sceptical that corn's price floor could hold for ever, with "heavy farmer cash
sales" eventually to bust through it.
"This may not be until spring of 2014 but we still think
there is room for prices to fall, especially considering the time limitations
of having full bins heading into another growing season."
As an extra downer, China, where the CNGOIC bureau raised by
2.7m tonnes to 217.7m tonnes its forecast for the domestic corn harvest, has
rejected another cargo of US imports on grounds of containing an unapproved
genetically modified variety.
This cargo, of 59,100 tonnes, follows 180,000 tonnes already
Still, for now Chicago corn for March edged 0.2% higher to
$4.37 a bushel, remaining resolutely above its 10-day and 20-day moving
small gains too, adding 0.2% to $13.41 a bushel for January, after themselves
suffering from wheat's weakness in the last session, which masked a broadly
positive Wasde for the oilseed, which cut the estimate for US stocks a little
further than investors had expected, and failed to upgrade the Brazilian
harvest, as forecast.
The US soybean stocks-to-use ratio of 4.6% is "unchanged
year-on-year and a historically tight result", CBA's Mr Mathews said, if
terming world oilseed supplies "comfortable".
Benson Quinn Commodities also highlighted the impact of
"Additionally, the trade has to respect profitable Chinese
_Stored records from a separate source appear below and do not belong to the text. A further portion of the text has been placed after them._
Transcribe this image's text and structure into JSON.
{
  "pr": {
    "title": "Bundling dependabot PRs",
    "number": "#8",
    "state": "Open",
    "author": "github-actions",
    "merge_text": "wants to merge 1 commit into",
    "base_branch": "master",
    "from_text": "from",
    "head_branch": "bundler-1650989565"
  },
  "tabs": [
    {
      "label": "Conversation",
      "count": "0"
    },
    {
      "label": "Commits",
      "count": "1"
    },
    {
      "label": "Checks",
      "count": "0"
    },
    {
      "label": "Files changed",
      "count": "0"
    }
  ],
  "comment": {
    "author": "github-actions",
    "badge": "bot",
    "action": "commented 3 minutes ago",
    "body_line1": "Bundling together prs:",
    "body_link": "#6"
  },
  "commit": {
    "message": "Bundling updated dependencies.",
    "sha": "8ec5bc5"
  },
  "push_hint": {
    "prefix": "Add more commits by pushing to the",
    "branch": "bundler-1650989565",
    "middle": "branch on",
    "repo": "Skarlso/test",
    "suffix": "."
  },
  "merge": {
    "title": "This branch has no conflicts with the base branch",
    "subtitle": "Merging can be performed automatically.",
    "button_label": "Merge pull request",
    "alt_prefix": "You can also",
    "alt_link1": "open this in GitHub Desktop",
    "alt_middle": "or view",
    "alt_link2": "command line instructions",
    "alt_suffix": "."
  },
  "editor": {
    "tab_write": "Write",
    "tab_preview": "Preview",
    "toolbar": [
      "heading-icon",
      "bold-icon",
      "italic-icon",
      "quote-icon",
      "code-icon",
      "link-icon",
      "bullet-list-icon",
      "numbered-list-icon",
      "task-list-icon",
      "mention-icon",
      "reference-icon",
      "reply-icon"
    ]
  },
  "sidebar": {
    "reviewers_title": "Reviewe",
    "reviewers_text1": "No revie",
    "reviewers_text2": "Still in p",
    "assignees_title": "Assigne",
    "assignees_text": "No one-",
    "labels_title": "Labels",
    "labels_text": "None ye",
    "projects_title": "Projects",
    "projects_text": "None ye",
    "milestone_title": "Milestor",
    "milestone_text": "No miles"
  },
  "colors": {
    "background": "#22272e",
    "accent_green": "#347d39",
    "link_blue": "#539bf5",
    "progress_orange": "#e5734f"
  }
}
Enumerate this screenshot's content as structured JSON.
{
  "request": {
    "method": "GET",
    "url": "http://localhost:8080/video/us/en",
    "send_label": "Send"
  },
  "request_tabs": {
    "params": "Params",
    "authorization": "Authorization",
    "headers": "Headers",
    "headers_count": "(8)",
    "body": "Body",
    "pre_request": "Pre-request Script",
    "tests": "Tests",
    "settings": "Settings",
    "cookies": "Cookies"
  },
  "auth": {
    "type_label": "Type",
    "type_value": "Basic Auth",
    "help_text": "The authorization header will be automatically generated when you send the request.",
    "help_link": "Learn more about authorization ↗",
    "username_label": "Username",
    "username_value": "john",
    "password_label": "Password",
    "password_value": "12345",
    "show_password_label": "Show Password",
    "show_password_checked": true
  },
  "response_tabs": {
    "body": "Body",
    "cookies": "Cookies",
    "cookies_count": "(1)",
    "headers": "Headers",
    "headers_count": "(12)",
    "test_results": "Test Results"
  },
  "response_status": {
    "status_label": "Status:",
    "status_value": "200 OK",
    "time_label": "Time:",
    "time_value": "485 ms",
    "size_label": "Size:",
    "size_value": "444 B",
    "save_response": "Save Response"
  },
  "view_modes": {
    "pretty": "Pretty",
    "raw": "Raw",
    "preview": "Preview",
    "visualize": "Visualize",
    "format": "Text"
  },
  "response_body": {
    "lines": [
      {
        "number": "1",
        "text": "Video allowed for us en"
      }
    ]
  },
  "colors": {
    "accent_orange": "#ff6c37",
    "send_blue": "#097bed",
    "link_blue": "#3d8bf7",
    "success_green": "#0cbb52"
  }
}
crush margins despite rapidly increasing supplies," the broker said.
In fact, Oil World has pegged China's soybean imports in
2013-14 at 70m tonnes, 1m tonnes above the USDA forecast which attracted some derision
when it was first made earlier in the year.
Among soft commodities, robusta
coffee, unsurprisingly, fell on profit-taking, standing down 1.2% at $1,771
a tonne in London for March delivery, after its 4% jump in the last session,
prompted by Vietnamese farmers withholding supplies, despite a record harvest.
"Robusta coffee futures on Liffe soared yesterday upon
renewed concerns regarding Vietnamese supplies as farmers continued to hold
back selling of robusta coffee beans," Vanessa Tan at Phillip Futures said.
"This support is present, despite the Vietnamese harvest
being two-thirds complete, as the situation looks bullish for near-term
for March, which saw smaller gains in the last session, retreated 0.3% to
109.95 cent a pound.
"The main fundamentals in the Arabica coffee market are
still bearish as oversupply still plagues the market," Ms Tan said
With expectations of "a large crop in Brazil next year and a
recovery in Colombian output", the bean's "bearish fundamentals" should "keep a
lid on prices" she said.
However, raw sugar maintained its recovery, adding 0.5% to
16.70 cents a pound, after the surprise slowdown in output in Brazil's Centre
South region, as revealed by Unica data on Tuesday.